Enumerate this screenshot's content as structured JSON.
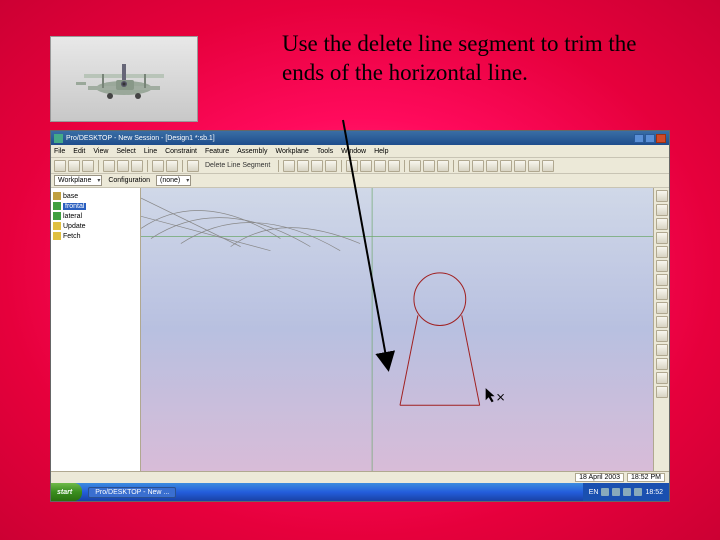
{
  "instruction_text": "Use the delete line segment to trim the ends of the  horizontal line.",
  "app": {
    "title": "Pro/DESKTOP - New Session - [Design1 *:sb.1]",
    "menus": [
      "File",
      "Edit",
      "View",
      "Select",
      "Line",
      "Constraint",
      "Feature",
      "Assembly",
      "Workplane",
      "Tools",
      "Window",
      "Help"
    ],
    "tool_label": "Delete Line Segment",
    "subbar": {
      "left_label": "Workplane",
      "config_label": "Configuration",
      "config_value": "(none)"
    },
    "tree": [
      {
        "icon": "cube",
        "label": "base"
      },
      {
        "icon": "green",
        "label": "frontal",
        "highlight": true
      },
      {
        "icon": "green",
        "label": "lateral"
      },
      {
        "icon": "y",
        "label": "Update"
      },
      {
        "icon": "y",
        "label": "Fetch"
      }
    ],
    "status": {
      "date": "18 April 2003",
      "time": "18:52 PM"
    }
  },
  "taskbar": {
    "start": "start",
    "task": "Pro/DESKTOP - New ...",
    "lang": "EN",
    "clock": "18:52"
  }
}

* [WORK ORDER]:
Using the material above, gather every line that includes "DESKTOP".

* [OUTPUT OF THE TASK]:
    "title": "Pro/DESKTOP - New Session - [Design1 *:sb.1]",
    "task": "Pro/DESKTOP - New ...",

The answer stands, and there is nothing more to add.